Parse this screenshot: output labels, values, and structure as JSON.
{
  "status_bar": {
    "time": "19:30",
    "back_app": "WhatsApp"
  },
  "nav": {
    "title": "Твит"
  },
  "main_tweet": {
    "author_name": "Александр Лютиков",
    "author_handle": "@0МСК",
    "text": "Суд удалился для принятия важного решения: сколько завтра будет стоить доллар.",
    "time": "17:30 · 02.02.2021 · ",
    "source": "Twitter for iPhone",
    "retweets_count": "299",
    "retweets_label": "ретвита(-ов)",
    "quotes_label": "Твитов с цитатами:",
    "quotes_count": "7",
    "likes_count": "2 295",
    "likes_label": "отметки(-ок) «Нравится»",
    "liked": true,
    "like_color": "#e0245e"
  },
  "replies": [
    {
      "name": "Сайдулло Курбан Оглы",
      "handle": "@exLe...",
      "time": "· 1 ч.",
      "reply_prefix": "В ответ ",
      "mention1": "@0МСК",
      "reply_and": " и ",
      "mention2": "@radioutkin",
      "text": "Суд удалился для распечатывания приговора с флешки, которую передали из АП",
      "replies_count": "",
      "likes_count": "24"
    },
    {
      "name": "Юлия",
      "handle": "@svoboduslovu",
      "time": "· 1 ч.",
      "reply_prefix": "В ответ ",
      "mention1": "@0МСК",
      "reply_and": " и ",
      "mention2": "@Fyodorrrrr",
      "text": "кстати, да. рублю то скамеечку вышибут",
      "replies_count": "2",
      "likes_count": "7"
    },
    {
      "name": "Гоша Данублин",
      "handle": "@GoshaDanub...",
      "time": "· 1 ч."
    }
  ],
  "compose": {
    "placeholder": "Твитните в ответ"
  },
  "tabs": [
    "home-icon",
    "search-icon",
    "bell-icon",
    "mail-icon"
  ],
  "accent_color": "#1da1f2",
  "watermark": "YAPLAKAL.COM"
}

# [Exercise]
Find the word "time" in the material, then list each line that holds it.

# [Your solution]
    "time": "19:30",
    "time": "17:30 · 02.02.2021 · ",
      "time": "· 1 ч.",
      "time": "· 1 ч.",
      "time": "· 1 ч."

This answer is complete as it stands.